As was the case through the more trying stretches of the regular season, the Rockets offense failed to respond to the demands of half-court basketball when a desperate, aggressive defense forced them into it.

Pick-and-rolls gave way to isolation calls for Harden or Howard, and the Rockets became predictable and stale.

It’s hard to tell exactly why this happens. Harden and Howard may dislike the pick-and-roll—Howard does have something of a history denying the action.

Expected to take off as a roll man in the mold of Amar'e Stoudemire when he joined forces with Steve Nash and the Los Angeles Lakers, such a turn never came to fruition. Instead, Howard continued to rely on his only somewhat efficient moves in the post.

Mark J. Terrill/Associated Press

Harden’s isolation tendencies are extreme enough for both the naked and well-trained eye to see he’s got something like an addiction to over-dribbling his team into a savior-or-despair binary.

He plays hero ball, allowing the Rockets' fortune to rest on his ability to make difficult, cool-looking shots.

McHale has distinct challenges in wrangling both of his superstars on offense. The buck isn’t all on his lap for their struggles—and his team’s consistent late-game collapses—but a lot of it is.

He needs to get his whole roster playing better defense, too. Lillard's devastating game-winner wasn't the only time a coverage gaffe undid the Rockets—this was a problem throughout the series.
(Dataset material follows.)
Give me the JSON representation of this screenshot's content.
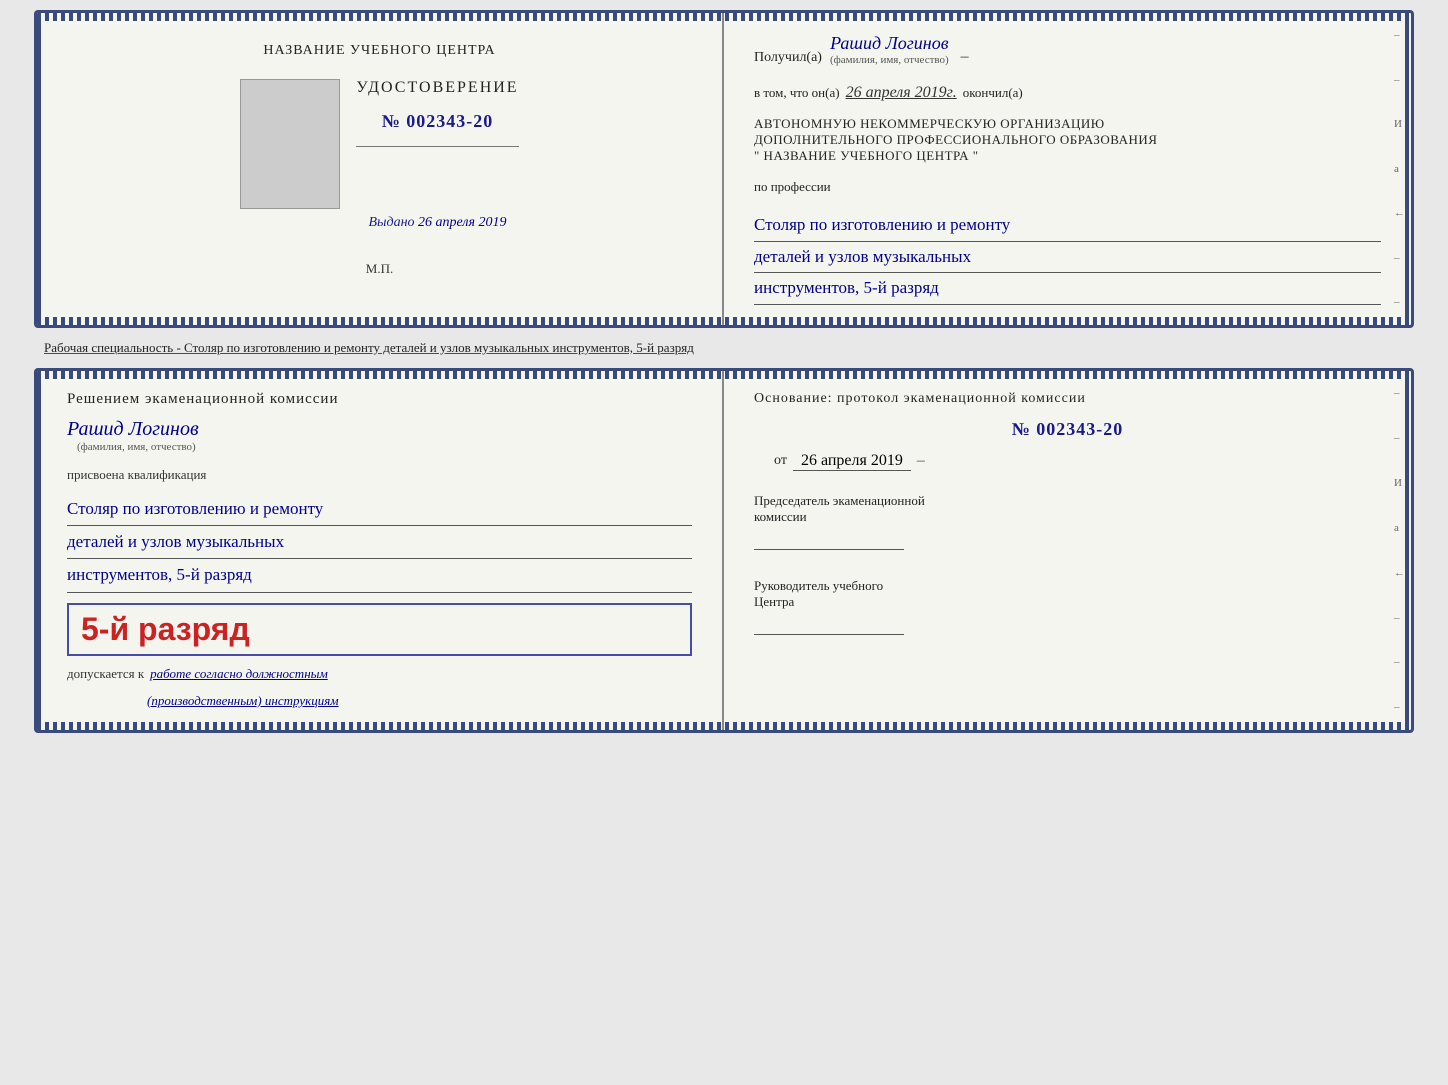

Harden's defensive woes are well-documented, but Chandler Parsons, Jeremy Lin and Terrence Jones have often been just as lackadaisical on that end.

When focus is consistently a problem with a talented team, it's a bad look for any head coach. If Houston doesn't clean up its blunders defending the perimeterobvious to even the most casual of fansin big games next season, McHale might have to clean out his desk.

The NBA is a player’s league, and on-court talent the likes of Houston’s is a privilege many head coaches would kill for. 

If McHale can’t make this roster move more shrewdly and push into the postseason’s deeper regions, another coach surely will.